*EXERCISE DESCRIPTION:* When a line of the entries contains the word "JSON", report that line.

*INPUT FOR THIS TASK:*
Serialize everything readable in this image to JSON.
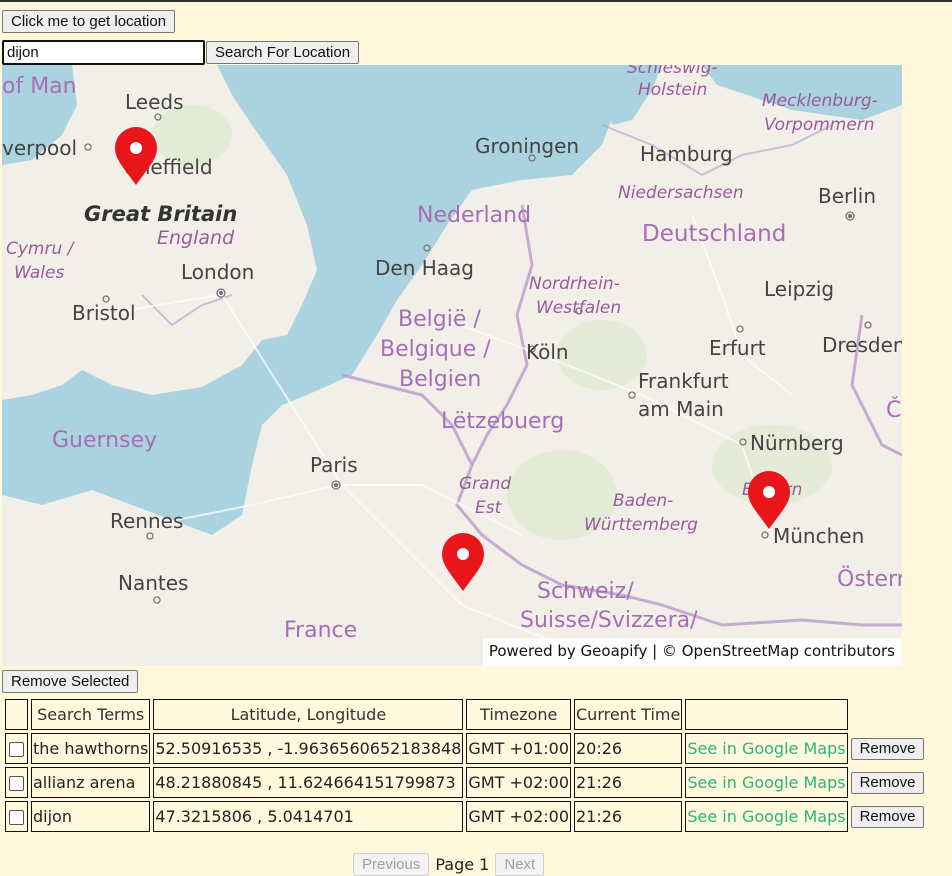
{
  "controls": {
    "locate_label": "Click me to get location",
    "search_value": "dijon",
    "search_label": "Search For Location",
    "remove_selected_label": "Remove Selected"
  },
  "map": {
    "attribution_powered": "Powered by Geoapify",
    "attribution_sep": " | © ",
    "attribution_osm": "OpenStreetMap",
    "attribution_contrib": " contributors",
    "labels": {
      "isle_of_man": "of Man",
      "leeds": "Leeds",
      "liverpool": "verpool",
      "sheffield": "Sheffield",
      "great_britain": "Great Britain",
      "england": "England",
      "cymru": "Cymru /",
      "wales": "Wales",
      "london": "London",
      "bristol": "Bristol",
      "groningen": "Groningen",
      "hamburg": "Hamburg",
      "schleswig": "Schleswig-",
      "holstein": "Holstein",
      "mecklenburg": "Mecklenburg-",
      "vorpommern": "Vorpommern",
      "niedersachsen": "Niedersachsen",
      "berlin": "Berlin",
      "nederland": "Nederland",
      "deutschland": "Deutschland",
      "den_haag": "Den Haag",
      "nordrhein": "Nordrhein-",
      "westfalen": "Westfalen",
      "leipzig": "Leipzig",
      "belgie1": "België /",
      "belgie2": "Belgique /",
      "belgie3": "Belgien",
      "koln": "Köln",
      "erfurt": "Erfurt",
      "dresden": "Dresden",
      "frankfurt1": "Frankfurt",
      "frankfurt2": "am Main",
      "letzebuerg": "Lëtzebuerg",
      "guernsey": "Guernsey",
      "nurnberg": "Nürnberg",
      "paris": "Paris",
      "grand": "Grand",
      "est": "Est",
      "baden": "Baden-",
      "wurttemberg": "Württemberg",
      "bayern": "Bayern",
      "rennes": "Rennes",
      "munchen": "München",
      "nantes": "Nantes",
      "schweiz1": "Schweiz/",
      "schweiz2": "Suisse/Svizzera/",
      "france": "France",
      "osterreich": "Österreich",
      "cz": "Č"
    },
    "markers": [
      {
        "name": "the hawthorns",
        "lat": 52.50916535,
        "lon": -1.9636560652183848
      },
      {
        "name": "allianz arena",
        "lat": 48.21880845,
        "lon": 11.624664151799873
      },
      {
        "name": "dijon",
        "lat": 47.3215806,
        "lon": 5.0414701
      }
    ]
  },
  "table": {
    "headers": [
      "",
      "Search Terms",
      "Latitude, Longitude",
      "Timezone",
      "Current Time",
      ""
    ],
    "rows": [
      {
        "term": "the hawthorns",
        "coords": "52.50916535 , -1.9636560652183848",
        "tz": "GMT +01:00",
        "time": "20:26",
        "link": "See in Google Maps",
        "remove": "Remove"
      },
      {
        "term": "allianz arena",
        "coords": "48.21880845 , 11.624664151799873",
        "tz": "GMT +02:00",
        "time": "21:26",
        "link": "See in Google Maps",
        "remove": "Remove"
      },
      {
        "term": "dijon",
        "coords": "47.3215806 , 5.0414701",
        "tz": "GMT +02:00",
        "time": "21:26",
        "link": "See in Google Maps",
        "remove": "Remove"
      }
    ]
  },
  "pager": {
    "previous": "Previous",
    "page": "Page 1",
    "next": "Next"
  },
  "colors": {
    "background": "#fff8dc",
    "sea": "#aad3df",
    "land": "#f2efe9",
    "marker": "#e8161a",
    "link": "#2db37a",
    "region_label": "#9b5b9b"
  }
}
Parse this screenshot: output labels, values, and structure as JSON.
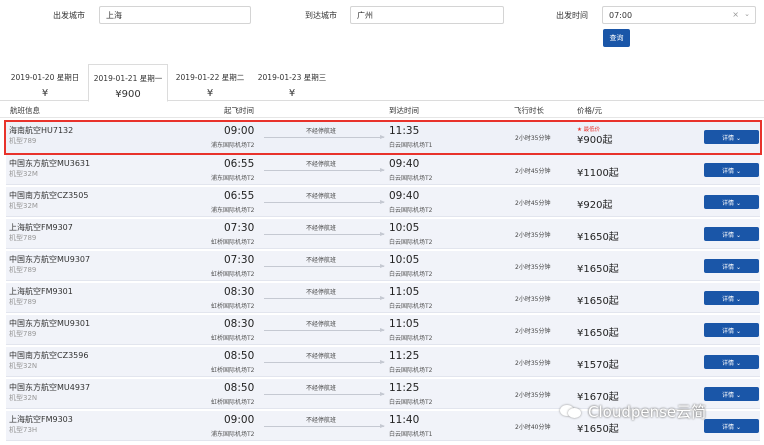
{
  "search": {
    "from_label": "出发城市",
    "from_value": "上海",
    "to_label": "到达城市",
    "to_value": "广州",
    "time_label": "出发时间",
    "time_value": "07:00",
    "clear_glyph": "×",
    "caret_glyph": "⌄",
    "query_label": "查询"
  },
  "date_tabs": [
    {
      "date": "2019-01-20 星期日",
      "price": "¥",
      "active": false
    },
    {
      "date": "2019-01-21 星期一",
      "price": "¥900",
      "active": true
    },
    {
      "date": "2019-01-22 星期二",
      "price": "¥",
      "active": false
    },
    {
      "date": "2019-01-23 星期三",
      "price": "¥",
      "active": false
    }
  ],
  "table_header": {
    "flight_info": "航班信息",
    "depart_time": "起飞时间",
    "arrive_time": "到达时间",
    "duration": "飞行时长",
    "price": "价格/元"
  },
  "rows": [
    {
      "airline": "海南航空HU7132",
      "plane": "机型789",
      "dep": "09:00",
      "dep_airport": "浦东国际机场T2",
      "nonstop": "不经停航班",
      "arr": "11:35",
      "arr_airport": "白云国际机场T1",
      "duration": "2小时35分钟",
      "price": "¥900起",
      "badge": "★ 最低价",
      "detail": "详情 ⌄"
    },
    {
      "airline": "中国东方航空MU3631",
      "plane": "机型32M",
      "dep": "06:55",
      "dep_airport": "浦东国际机场T2",
      "nonstop": "不经停航班",
      "arr": "09:40",
      "arr_airport": "白云国际机场T2",
      "duration": "2小时45分钟",
      "price": "¥1100起",
      "badge": "",
      "detail": "详情 ⌄"
    },
    {
      "airline": "中国南方航空CZ3505",
      "plane": "机型32M",
      "dep": "06:55",
      "dep_airport": "浦东国际机场T2",
      "nonstop": "不经停航班",
      "arr": "09:40",
      "arr_airport": "白云国际机场T2",
      "duration": "2小时45分钟",
      "price": "¥920起",
      "badge": "",
      "detail": "详情 ⌄"
    },
    {
      "airline": "上海航空FM9307",
      "plane": "机型789",
      "dep": "07:30",
      "dep_airport": "虹桥国际机场T2",
      "nonstop": "不经停航班",
      "arr": "10:05",
      "arr_airport": "白云国际机场T2",
      "duration": "2小时35分钟",
      "price": "¥1650起",
      "badge": "",
      "detail": "详情 ⌄"
    },
    {
      "airline": "中国东方航空MU9307",
      "plane": "机型789",
      "dep": "07:30",
      "dep_airport": "虹桥国际机场T2",
      "nonstop": "不经停航班",
      "arr": "10:05",
      "arr_airport": "白云国际机场T2",
      "duration": "2小时35分钟",
      "price": "¥1650起",
      "badge": "",
      "detail": "详情 ⌄"
    },
    {
      "airline": "上海航空FM9301",
      "plane": "机型789",
      "dep": "08:30",
      "dep_airport": "虹桥国际机场T2",
      "nonstop": "不经停航班",
      "arr": "11:05",
      "arr_airport": "白云国际机场T2",
      "duration": "2小时35分钟",
      "price": "¥1650起",
      "badge": "",
      "detail": "详情 ⌄"
    },
    {
      "airline": "中国东方航空MU9301",
      "plane": "机型789",
      "dep": "08:30",
      "dep_airport": "虹桥国际机场T2",
      "nonstop": "不经停航班",
      "arr": "11:05",
      "arr_airport": "白云国际机场T2",
      "duration": "2小时35分钟",
      "price": "¥1650起",
      "badge": "",
      "detail": "详情 ⌄"
    },
    {
      "airline": "中国南方航空CZ3596",
      "plane": "机型32N",
      "dep": "08:50",
      "dep_airport": "虹桥国际机场T2",
      "nonstop": "不经停航班",
      "arr": "11:25",
      "arr_airport": "白云国际机场T2",
      "duration": "2小时35分钟",
      "price": "¥1570起",
      "badge": "",
      "detail": "详情 ⌄"
    },
    {
      "airline": "中国东方航空MU4937",
      "plane": "机型32N",
      "dep": "08:50",
      "dep_airport": "虹桥国际机场T2",
      "nonstop": "不经停航班",
      "arr": "11:25",
      "arr_airport": "白云国际机场T2",
      "duration": "2小时35分钟",
      "price": "¥1670起",
      "badge": "",
      "detail": "详情 ⌄"
    },
    {
      "airline": "上海航空FM9303",
      "plane": "机型73H",
      "dep": "09:00",
      "dep_airport": "浦东国际机场T2",
      "nonstop": "不经停航班",
      "arr": "11:40",
      "arr_airport": "白云国际机场T1",
      "duration": "2小时40分钟",
      "price": "¥1650起",
      "badge": "",
      "detail": "详情 ⌄"
    }
  ],
  "watermark": "Cloudpense云简",
  "colors": {
    "primary": "#1a56a8",
    "highlight_border": "#e8322b",
    "row_bg": "#f1f3f9"
  }
}
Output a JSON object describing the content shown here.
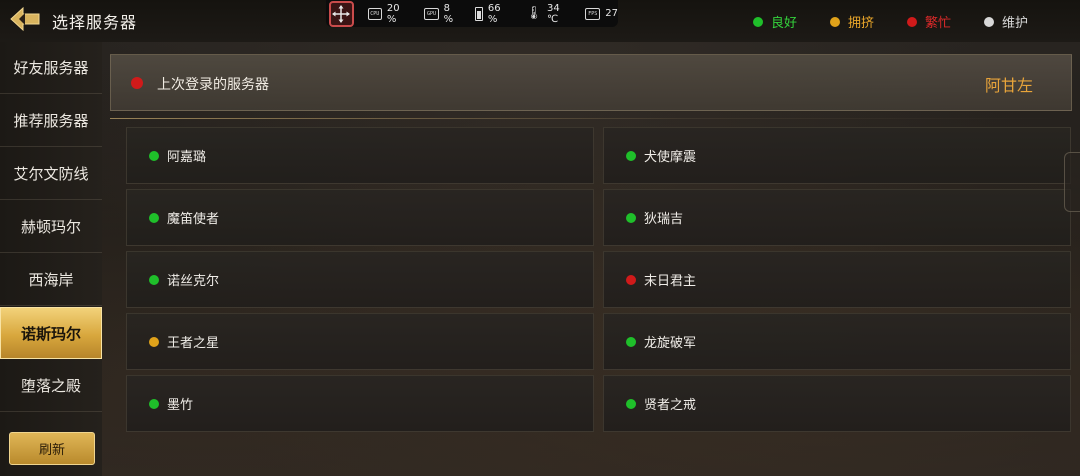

*OUTPUT:*
Serialize everything readable in this image to JSON.
Parse this screenshot: output labels, values, and structure as JSON.
Output a JSON object describing the content shown here.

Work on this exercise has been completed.